We booked an 8 hour tour which began in Skagway via Motor coach, traveling through the Canadian border to Yukon Territory, in British Columbia. We traveled about 100 miles to Carcross, through extremely beautiful terrain.
We stopped at the world‚??s smallest Desert! Caused centuries ago by a very large glacier, which eventually disintegrated?
More beautiful scenery.
Boarding the train which passes through White‚??s Pass, the old Klondike gold mining route.
Crossing the US-Canadian Border
Skagway harbor in the distance

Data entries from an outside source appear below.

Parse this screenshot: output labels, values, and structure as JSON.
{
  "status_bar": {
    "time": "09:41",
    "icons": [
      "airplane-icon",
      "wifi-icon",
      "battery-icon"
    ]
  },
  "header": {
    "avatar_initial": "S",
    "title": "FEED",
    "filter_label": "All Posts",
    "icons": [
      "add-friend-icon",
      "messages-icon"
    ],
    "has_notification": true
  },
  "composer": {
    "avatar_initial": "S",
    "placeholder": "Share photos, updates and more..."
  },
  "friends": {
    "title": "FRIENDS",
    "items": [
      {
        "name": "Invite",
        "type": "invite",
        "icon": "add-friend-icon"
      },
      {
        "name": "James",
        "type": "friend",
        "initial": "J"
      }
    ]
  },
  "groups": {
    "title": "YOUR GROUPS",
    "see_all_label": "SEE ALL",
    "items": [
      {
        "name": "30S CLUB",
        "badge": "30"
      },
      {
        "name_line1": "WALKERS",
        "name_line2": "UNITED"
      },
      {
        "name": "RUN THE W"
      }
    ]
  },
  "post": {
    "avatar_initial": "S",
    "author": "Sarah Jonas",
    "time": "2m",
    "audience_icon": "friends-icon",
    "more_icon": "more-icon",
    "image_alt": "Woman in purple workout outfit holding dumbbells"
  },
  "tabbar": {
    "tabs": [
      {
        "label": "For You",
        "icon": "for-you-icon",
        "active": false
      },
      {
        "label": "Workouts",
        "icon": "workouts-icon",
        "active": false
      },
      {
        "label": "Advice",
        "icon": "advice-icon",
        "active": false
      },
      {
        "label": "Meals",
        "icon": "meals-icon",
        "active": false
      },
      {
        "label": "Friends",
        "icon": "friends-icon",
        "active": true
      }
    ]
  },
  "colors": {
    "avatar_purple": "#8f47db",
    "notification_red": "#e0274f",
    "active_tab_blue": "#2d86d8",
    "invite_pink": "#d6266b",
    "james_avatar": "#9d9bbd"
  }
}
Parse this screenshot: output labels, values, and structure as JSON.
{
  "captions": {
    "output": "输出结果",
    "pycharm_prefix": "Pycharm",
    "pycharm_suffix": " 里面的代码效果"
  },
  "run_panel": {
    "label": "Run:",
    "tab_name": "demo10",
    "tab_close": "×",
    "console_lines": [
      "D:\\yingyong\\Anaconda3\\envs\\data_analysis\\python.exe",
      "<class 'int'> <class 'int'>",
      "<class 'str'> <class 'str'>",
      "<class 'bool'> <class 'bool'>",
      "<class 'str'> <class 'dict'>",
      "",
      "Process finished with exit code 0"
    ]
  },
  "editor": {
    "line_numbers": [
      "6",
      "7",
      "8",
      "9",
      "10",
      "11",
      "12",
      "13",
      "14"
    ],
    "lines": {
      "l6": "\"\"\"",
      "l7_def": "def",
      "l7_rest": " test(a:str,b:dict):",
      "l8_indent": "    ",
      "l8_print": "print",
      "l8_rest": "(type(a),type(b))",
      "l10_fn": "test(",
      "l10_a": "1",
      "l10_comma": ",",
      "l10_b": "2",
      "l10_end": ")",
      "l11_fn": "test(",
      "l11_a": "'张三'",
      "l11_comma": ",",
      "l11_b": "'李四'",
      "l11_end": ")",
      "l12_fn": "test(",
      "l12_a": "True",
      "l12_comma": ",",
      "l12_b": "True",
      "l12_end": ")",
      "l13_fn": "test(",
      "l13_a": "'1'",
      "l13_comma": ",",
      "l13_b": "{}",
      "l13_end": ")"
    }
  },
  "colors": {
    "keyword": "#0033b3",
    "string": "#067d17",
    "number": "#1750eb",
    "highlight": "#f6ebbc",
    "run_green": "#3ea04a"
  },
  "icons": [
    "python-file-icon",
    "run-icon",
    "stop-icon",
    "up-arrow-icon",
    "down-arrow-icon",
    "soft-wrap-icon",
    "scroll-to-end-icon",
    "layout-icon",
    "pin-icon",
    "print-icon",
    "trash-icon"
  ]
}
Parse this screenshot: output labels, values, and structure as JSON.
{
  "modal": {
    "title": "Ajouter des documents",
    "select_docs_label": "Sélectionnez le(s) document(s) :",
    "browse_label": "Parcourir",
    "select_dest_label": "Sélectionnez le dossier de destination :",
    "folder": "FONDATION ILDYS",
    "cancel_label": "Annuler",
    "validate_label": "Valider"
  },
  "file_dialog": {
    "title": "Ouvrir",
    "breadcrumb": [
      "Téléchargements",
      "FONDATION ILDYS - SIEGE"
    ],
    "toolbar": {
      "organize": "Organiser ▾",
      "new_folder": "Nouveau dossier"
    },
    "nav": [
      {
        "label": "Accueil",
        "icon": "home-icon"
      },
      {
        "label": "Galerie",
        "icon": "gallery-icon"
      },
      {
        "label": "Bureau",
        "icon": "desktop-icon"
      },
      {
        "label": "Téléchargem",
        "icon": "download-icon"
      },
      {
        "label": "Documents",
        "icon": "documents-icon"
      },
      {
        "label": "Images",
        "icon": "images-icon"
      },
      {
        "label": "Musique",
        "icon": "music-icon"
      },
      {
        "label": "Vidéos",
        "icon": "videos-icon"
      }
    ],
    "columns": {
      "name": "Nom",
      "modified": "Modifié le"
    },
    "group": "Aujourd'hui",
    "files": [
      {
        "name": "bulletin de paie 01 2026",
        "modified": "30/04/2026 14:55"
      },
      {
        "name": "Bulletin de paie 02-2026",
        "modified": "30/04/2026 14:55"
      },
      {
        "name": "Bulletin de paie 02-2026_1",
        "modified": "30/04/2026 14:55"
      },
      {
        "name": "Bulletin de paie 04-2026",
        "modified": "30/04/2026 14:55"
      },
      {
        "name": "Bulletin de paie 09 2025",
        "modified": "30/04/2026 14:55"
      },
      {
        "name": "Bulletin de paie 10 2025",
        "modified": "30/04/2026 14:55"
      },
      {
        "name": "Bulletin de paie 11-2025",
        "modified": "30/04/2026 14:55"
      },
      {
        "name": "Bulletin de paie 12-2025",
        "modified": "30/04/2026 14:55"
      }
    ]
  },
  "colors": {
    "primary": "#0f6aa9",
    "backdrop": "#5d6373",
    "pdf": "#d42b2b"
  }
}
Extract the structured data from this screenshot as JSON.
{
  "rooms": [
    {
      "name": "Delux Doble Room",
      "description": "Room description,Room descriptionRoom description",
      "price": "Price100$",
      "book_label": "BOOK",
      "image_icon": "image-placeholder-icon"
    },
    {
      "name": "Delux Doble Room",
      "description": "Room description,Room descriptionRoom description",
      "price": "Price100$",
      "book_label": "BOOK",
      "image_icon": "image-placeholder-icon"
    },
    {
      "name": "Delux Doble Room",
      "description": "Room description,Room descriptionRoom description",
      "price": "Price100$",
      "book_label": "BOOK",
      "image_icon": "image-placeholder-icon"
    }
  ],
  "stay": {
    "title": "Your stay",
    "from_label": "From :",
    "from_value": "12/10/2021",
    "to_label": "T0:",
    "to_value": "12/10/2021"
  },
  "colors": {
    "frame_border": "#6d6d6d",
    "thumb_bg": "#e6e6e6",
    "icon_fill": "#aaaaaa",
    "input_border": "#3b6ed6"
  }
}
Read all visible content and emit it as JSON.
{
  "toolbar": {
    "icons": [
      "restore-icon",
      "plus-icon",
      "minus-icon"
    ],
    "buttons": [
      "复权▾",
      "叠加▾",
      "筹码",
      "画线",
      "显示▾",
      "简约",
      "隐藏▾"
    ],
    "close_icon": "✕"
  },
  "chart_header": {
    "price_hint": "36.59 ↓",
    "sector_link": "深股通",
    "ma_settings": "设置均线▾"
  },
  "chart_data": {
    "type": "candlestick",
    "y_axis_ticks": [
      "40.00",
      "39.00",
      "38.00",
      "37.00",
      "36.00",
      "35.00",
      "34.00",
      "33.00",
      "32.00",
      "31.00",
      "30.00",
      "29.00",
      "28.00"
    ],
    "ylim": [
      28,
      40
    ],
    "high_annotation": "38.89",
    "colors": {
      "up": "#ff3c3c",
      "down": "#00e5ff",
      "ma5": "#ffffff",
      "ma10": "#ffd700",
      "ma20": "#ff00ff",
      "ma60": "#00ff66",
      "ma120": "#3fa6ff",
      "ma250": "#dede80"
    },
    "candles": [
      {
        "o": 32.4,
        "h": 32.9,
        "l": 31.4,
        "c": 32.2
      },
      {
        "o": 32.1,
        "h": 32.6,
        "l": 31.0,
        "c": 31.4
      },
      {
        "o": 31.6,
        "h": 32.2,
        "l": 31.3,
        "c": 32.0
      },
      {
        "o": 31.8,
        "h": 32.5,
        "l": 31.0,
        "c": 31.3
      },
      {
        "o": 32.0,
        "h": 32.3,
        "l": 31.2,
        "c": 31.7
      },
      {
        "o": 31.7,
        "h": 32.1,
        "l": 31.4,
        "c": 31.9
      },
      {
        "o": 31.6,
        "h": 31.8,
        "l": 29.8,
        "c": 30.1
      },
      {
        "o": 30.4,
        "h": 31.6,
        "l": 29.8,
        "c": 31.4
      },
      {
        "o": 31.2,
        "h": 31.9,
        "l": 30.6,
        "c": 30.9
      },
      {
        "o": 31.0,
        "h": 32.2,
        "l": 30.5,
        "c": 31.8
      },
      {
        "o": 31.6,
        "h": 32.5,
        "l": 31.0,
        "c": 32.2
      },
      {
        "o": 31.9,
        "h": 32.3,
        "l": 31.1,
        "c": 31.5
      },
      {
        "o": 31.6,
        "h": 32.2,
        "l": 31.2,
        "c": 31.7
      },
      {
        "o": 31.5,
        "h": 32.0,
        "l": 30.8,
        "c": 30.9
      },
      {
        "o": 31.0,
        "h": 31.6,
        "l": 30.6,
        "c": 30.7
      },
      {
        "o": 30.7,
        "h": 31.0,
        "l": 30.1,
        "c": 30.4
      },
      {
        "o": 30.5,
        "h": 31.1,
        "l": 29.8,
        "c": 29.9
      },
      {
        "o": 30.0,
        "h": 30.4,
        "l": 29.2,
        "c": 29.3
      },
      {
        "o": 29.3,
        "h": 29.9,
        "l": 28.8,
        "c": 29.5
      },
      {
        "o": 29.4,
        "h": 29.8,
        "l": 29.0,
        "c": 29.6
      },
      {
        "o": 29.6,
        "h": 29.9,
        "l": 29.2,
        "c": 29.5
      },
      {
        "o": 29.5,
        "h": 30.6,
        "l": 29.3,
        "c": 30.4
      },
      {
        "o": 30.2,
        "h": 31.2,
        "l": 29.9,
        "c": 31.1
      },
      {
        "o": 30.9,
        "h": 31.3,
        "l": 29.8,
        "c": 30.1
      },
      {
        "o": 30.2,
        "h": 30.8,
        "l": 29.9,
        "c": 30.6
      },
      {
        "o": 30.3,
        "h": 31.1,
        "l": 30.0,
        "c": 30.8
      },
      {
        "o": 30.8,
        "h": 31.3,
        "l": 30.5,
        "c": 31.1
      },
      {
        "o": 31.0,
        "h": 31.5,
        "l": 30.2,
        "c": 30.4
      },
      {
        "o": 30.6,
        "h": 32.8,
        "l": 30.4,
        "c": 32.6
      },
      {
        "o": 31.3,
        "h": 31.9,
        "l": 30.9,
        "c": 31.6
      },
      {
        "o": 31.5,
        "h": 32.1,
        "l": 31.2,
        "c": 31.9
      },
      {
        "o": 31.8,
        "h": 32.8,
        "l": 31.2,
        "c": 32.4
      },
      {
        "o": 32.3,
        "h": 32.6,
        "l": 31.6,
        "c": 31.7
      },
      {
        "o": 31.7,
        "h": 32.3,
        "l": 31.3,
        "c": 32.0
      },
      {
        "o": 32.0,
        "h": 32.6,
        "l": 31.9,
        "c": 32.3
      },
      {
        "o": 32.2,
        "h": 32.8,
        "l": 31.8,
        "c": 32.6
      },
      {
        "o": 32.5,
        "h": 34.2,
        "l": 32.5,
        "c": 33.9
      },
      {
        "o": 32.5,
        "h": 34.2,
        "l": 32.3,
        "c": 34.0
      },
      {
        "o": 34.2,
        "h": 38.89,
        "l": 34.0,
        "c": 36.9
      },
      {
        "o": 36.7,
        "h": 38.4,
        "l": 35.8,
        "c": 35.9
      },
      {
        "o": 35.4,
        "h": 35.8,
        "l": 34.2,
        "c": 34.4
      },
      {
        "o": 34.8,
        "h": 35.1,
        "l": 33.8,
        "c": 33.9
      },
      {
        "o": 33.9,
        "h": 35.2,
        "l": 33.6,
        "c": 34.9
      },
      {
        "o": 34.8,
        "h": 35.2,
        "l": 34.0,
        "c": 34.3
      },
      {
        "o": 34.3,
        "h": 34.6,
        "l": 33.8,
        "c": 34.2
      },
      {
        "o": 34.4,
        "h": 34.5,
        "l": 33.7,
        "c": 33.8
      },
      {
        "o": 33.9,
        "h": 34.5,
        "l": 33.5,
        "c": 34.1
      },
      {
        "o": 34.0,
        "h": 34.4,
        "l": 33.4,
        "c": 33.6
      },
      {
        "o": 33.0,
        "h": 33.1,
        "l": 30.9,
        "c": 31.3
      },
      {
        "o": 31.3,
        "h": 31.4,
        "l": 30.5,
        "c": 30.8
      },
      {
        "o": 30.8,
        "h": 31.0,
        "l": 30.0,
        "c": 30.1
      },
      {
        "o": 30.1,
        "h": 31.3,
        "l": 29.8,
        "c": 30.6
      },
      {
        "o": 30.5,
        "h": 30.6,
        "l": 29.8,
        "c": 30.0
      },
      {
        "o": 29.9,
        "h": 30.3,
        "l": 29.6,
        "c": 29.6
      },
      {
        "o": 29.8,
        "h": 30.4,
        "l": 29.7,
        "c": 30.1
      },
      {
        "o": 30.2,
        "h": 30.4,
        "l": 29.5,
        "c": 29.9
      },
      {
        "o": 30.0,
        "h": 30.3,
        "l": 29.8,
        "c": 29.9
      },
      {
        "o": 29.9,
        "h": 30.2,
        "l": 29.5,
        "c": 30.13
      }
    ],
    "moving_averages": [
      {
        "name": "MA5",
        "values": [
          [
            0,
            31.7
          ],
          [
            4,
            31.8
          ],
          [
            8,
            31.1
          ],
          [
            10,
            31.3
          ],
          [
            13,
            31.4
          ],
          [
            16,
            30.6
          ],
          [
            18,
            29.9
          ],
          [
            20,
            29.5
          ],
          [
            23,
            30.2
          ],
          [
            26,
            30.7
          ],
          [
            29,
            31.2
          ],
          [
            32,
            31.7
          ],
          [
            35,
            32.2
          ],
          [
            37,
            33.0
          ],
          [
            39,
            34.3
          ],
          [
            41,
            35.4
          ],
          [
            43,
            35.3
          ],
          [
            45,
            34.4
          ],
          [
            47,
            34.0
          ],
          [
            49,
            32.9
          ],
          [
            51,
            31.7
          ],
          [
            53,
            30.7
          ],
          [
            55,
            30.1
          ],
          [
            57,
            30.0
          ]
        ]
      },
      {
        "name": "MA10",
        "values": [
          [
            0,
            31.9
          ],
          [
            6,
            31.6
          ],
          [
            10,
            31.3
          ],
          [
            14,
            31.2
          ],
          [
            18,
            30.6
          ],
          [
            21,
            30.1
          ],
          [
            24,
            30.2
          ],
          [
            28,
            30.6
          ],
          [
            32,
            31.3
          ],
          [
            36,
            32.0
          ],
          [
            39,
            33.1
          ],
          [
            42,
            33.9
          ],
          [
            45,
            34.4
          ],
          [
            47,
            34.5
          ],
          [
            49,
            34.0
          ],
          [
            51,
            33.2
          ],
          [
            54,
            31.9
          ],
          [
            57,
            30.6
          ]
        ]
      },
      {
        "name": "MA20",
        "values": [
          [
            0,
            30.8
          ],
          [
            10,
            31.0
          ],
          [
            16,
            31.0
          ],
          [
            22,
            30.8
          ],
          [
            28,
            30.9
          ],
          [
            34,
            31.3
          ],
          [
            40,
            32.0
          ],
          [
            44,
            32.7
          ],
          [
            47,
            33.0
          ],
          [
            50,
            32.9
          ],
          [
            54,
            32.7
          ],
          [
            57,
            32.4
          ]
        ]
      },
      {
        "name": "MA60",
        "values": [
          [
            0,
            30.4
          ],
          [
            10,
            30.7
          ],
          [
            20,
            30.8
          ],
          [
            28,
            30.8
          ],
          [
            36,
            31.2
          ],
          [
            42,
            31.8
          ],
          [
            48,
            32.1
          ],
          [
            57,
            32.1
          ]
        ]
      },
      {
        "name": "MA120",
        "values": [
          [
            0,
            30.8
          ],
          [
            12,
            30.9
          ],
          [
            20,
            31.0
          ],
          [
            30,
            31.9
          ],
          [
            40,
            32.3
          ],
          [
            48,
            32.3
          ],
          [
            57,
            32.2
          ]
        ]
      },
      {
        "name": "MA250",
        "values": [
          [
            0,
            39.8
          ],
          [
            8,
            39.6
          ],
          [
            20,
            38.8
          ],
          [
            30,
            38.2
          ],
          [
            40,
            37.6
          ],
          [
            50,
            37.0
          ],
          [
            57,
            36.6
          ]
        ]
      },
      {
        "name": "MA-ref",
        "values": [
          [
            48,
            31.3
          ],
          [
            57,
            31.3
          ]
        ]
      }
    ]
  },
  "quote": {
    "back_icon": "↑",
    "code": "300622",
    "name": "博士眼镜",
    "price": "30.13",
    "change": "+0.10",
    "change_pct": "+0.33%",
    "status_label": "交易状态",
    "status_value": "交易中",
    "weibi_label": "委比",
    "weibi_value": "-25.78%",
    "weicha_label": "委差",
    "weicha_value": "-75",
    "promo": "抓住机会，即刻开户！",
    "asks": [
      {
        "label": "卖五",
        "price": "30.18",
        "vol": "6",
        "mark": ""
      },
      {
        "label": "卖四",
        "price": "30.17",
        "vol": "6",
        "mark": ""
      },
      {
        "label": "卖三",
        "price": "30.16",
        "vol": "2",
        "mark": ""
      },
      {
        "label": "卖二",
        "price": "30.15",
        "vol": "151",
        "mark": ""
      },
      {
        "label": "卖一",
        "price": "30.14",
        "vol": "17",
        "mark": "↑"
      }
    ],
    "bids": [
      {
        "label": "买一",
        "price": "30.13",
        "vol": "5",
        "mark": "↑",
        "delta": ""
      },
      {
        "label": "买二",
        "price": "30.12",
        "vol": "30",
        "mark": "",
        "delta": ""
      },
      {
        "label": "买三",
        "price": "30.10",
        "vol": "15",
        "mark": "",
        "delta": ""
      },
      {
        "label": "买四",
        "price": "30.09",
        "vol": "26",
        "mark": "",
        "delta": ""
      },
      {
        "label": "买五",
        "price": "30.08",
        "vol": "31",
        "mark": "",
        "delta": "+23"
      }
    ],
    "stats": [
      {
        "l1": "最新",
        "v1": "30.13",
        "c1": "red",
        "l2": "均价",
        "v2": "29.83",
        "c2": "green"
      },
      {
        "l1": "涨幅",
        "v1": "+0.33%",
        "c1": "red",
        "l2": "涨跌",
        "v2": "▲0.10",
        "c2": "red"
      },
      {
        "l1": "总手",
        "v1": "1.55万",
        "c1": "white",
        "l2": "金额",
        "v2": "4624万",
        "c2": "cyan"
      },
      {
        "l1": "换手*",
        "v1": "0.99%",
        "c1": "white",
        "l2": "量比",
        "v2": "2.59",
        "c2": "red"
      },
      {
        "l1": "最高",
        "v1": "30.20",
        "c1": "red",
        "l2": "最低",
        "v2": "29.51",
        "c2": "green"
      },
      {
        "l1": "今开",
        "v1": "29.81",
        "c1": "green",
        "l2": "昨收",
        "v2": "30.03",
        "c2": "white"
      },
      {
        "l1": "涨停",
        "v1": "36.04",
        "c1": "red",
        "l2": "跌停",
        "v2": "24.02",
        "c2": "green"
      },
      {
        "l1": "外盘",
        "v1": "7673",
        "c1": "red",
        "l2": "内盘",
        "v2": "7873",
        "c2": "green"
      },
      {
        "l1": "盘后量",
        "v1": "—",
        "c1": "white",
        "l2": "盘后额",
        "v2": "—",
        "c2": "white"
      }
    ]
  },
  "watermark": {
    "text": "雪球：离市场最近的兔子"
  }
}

We visited Prince Ruptford in Canada, which was only a shopping trip for the wife‚??s, a big waste of time in my opinion. Out to sea the next day, I entered the Texas Holdem tournament, 29 entries, $60 buy in with re-buy‚??s for the first hour. I won the tournament, yee ha, what a thrill, $1134, just barely covering my bar tab. Yikes! Ha! Ha!
Our farewell dinner in the Gadby‚??s Steakhouse, food to die for!
My wife Sheryl holding a bottle of our favorite wine, which we discovered in one of the wine tasting events. A robust red wine from Argentina, with a powerful bouquet, and full body flavor.
We had the best of times, thank you Eddie Haskell for ordering the sunny weather in Seattle upon our arrival, and for reminding us what the true Seattle weather is like when we left the following Saturday to gloomy, rainy weather. Yikes!
hope everyone gets a chance to follow their dreams, and possibly add a trip to Alaska in the future. We promised we would return soon.
I took 246 pictures overall, of which I have shared about 60 of the best, although there were many other great scenery shots. Hope you enjoyed our adventure with us, thanks for your interest.